Sunday, April 22, 2012

Duncan & Smith on Critical Approaches to Comics

I recently caught up with Randy Duncan and Matthew Smith, editors of the Eisner nominated book Critical Approaches to Comics: Theories and Methods, a work that collects together writings by a who's who of comics scholars and their deep thoughts regarding all sorts of critical analysis.

KM: Congratulations on your Eisner Award nomination. I understand that this is a new category for academic writing?
RD/MS: Yes, the Eisner Awards administrators and judges, particularly Ben Saunders, an English professor and comics scholar, recognized that academic work on comics was substantially different from the work usually nominated in the Best Comics-Related Book category.  Books with few pictures and words like “critical,” “theories,” and “methods” in the title are not likely to fair well against beautifully produced coffee table books about the history of DC Comics or the art of Alex Toth.

Randy Duncan and Matthew Smith signing at San Diego Comic-Con
KM: You've got a stellar cast of scholars contributing to this book. When I saw your panel San Diego Comic-Con last year, I remember being impressed by the people you brought together. How did you decide who to include?

RD/MS: Reputation had a lot to do with the selections. Nearly all of these scholars had written a book that we had read or made a presentation at a conference we attended in the past.  David Berona is the leading scholar on wordless comics, Molotiu edited the Eisner-nominated Abstract Comics anthology, Peter Coogan wrote the definitive book on the superhero genre, and Amy Nyberg is currently working on the definitive book on comics journalism.  We knew we were aiming our sites high with the list of contributors, but to our delight, nearly everyone we invited agreed to contribute. And we agree: They are stellar!

KM: How does this book build on (or compliment) your previous book Power of Comics: History, Form & Culture?
RD/MS: Power of Comics is really about introducing novice students to the field. And as its subtitle suggests, it covers the breadth of the field, covering what previous scholarship tells us about the history, form, and culture of comics. And so if the Power of Comics is an introduction to the field, then Critical Approaches is emersion into the field.  It articulates ways to generate new comics scholarship by explaining the various intellectual tools that comics scholars use and modeling how they would be employed in order to identify new insights into the medium and the cultures surrounding it.

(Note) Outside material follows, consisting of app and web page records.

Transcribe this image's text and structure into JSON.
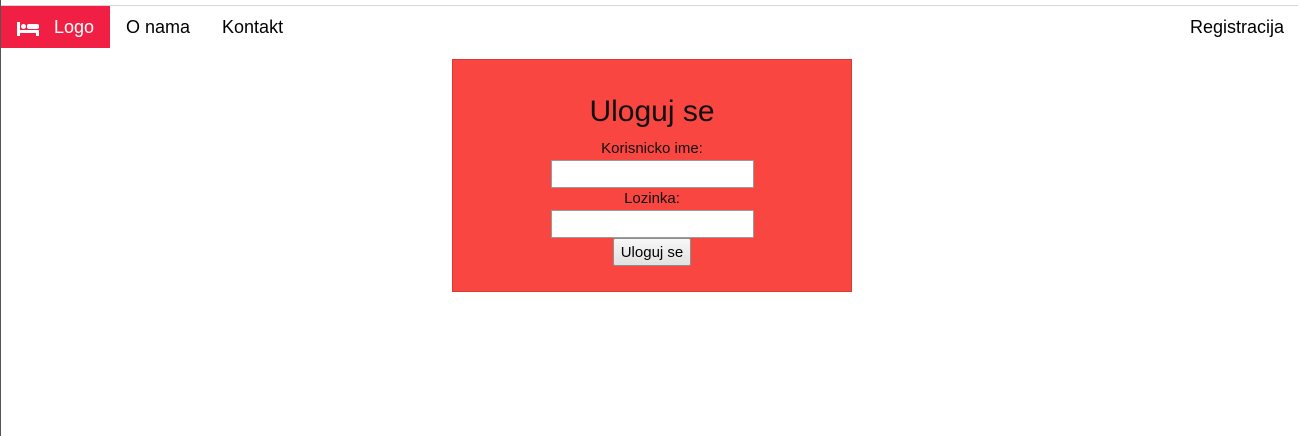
{
  "navbar": {
    "logo_icon": "bed-icon",
    "logo_label": "Logo",
    "links": [
      {
        "label": "O nama"
      },
      {
        "label": "Kontakt"
      }
    ],
    "right_link_label": "Registracija",
    "brand_color": "#f01f43"
  },
  "login": {
    "title": "Uloguj se",
    "username_label": "Korisnicko ime:",
    "username_value": "",
    "password_label": "Lozinka:",
    "password_value": "",
    "submit_label": "Uloguj se",
    "panel_color": "#f94641"
  }
}
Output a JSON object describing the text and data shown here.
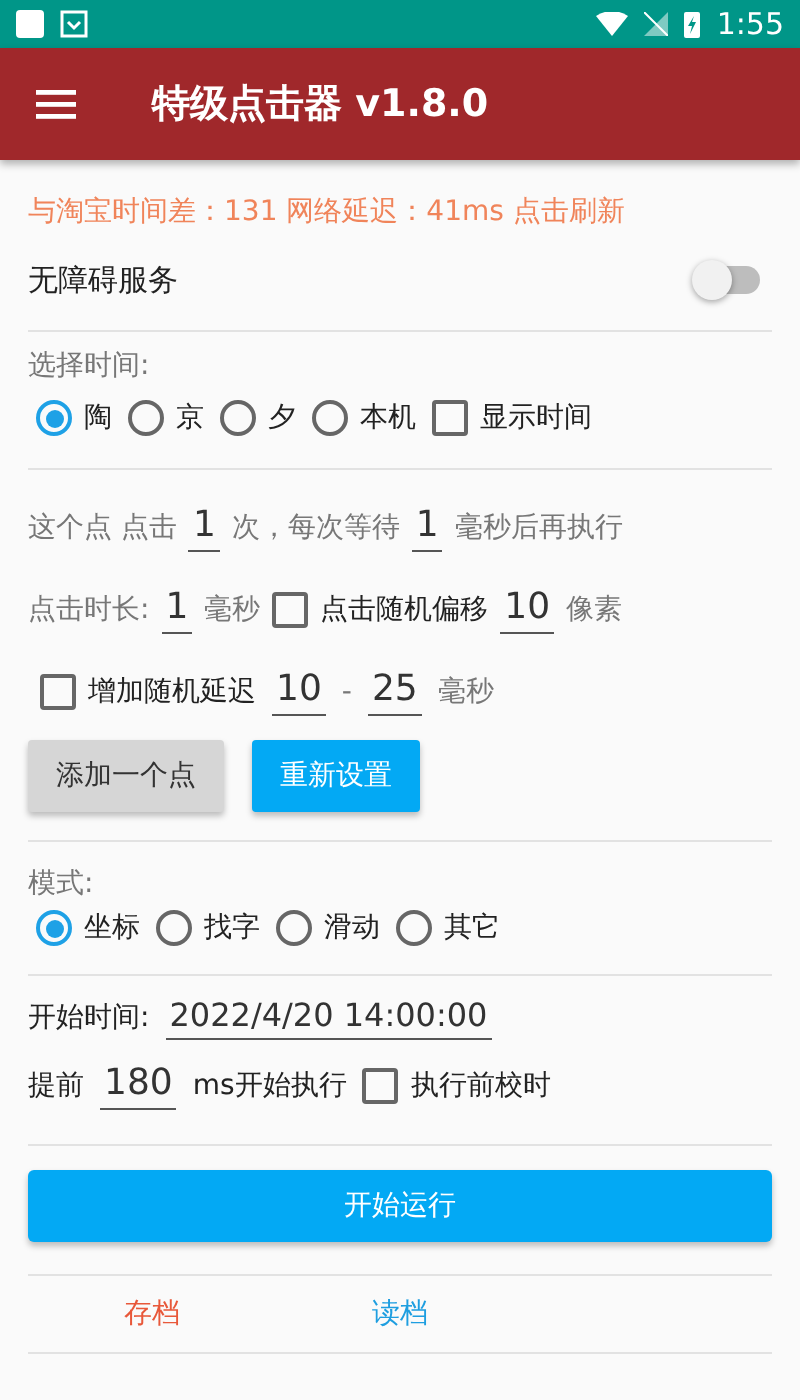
{
  "status_bar": {
    "time": "1:55"
  },
  "app_bar": {
    "title": "特级点击器 v1.8.0"
  },
  "sync_info": "与淘宝时间差：131 网络延迟：41ms  点击刷新",
  "accessibility": {
    "label": "无障碍服务",
    "on": false
  },
  "time_select": {
    "label": "选择时间:",
    "options": [
      {
        "label": "陶",
        "selected": true
      },
      {
        "label": "京",
        "selected": false
      },
      {
        "label": "夕",
        "selected": false
      },
      {
        "label": "本机",
        "selected": false
      }
    ],
    "show_time": {
      "label": "显示时间",
      "checked": false
    }
  },
  "click_rows": [
    {
      "items": [
        {
          "kind": "text",
          "text": "这个点 点击",
          "muted": true
        },
        {
          "kind": "field",
          "value": "1"
        },
        {
          "kind": "text",
          "text": "次，每次等待",
          "muted": true
        },
        {
          "kind": "field",
          "value": "1"
        },
        {
          "kind": "text",
          "text": "毫秒后再执行",
          "muted": true
        }
      ]
    },
    {
      "items": [
        {
          "kind": "text",
          "text": "点击时长:",
          "muted": true
        },
        {
          "kind": "field",
          "value": "1"
        },
        {
          "kind": "text",
          "text": "毫秒",
          "muted": true
        },
        {
          "kind": "checkbox",
          "label": "点击随机偏移",
          "checked": false
        },
        {
          "kind": "field",
          "value": "10"
        },
        {
          "kind": "text",
          "text": "像素",
          "muted": true
        }
      ]
    },
    {
      "items": [
        {
          "kind": "checkbox",
          "label": "增加随机延迟",
          "checked": false
        },
        {
          "kind": "field",
          "value": "10"
        },
        {
          "kind": "text",
          "text": "-",
          "muted": true
        },
        {
          "kind": "field",
          "value": "25"
        },
        {
          "kind": "text",
          "text": "毫秒",
          "muted": true
        }
      ]
    }
  ],
  "buttons": [
    {
      "label": "添加一个点",
      "kind": "secondary"
    },
    {
      "label": "重新设置",
      "kind": "primary"
    }
  ],
  "mode": {
    "label": "模式:",
    "options": [
      {
        "label": "坐标",
        "selected": true
      },
      {
        "label": "找字",
        "selected": false
      },
      {
        "label": "滑动",
        "selected": false
      },
      {
        "label": "其它",
        "selected": false
      }
    ]
  },
  "start_rows": [
    {
      "items": [
        {
          "kind": "text",
          "text": "开始时间:",
          "muted": false
        },
        {
          "kind": "field",
          "value": "2022/4/20 14:00:00"
        }
      ]
    },
    {
      "items": [
        {
          "kind": "text",
          "text": "提前",
          "muted": false
        },
        {
          "kind": "field",
          "value": "180"
        },
        {
          "kind": "text",
          "text": "ms开始执行",
          "muted": false
        },
        {
          "kind": "checkbox",
          "label": "执行前校时",
          "checked": false
        }
      ]
    }
  ],
  "run_button": "开始运行",
  "bottom_tabs": [
    {
      "label": "存档",
      "color": "#e8583a"
    },
    {
      "label": "读档",
      "color": "#1e9ee0"
    }
  ]
}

KM: Can you talk about the structure of the book and the different sections you've included? This is intended as a teaching text, right?

Book Cover
RD/MS: Absolutely! We hope that Critical Approaches will equip the next generation of comics scholars with a variety of methods they can use to generate new insights about comics. With that in mind, we surveyed the field and attempted to identify five areas where we saw critical work clustering. First, there are a considerable number of approaches that address the formal qualities of comic book storytelling. These include tools for interpreting elements like shape, color, and form. Second, there are approaches that focus on the content of the stories and the meanings that result from them. Third is the means of production and how comics are made. This includes consideration of the creators and the industry. Fourth, we identify methods that examine context issues that draw in broader social issues manifest in comics, such as ideology and feminism. Finally, we look at audience reception and how readers make sense and build culture out of the comics experience. In all, we have 21 separate methods under these five section heads. Of course, there was not room to include all scholarly approaches, but Critical Approaches provides a solid representation of methods students and scholars can apply, modify, and build upon to advance the field of comics studies.

KM: What else are you looking forward to at Comic-Con, aside from (hopefully) winning an Eisner?

RD/MS: Ha, ha. It’s just an honor to be nominated . . . and to get to sit at the big kids’ table this year. In addition to the Eisner ceremony, another highlight will be commemorating the twentieth anniversary of the Comics Arts Conference. Randy will be moderating a Pioneers of Comics Scholarship panel featuring some of the scholars whose work is the foundation of comics studies.  Matt will also be offering his “Experience at Comic-Con” course for undergraduates who want to study the intersection of fandom and marketing cultures (seats are still available—see for details).

Critical Approaches includes contributions from Henry Jenkins,  David Berona, Joseph Witek, Randy Duncan, Marc Singer, Pascal Lefevre,  Andrei Molotiu, Jeff McLaughlin, Amy Nyberg, Christopher Murray, Mark Rogers, Ian Gordon, Stanford Carpenter, Matthew J. Smith, Brad J. Ricca, Peter Coogan, Leonard Rifas,  Jennifer K. Stuller, Ana Merino, Mel Gibson, Jeffrey A. Brown and Brian Swafford. Congratulations on the nomination, and good luck!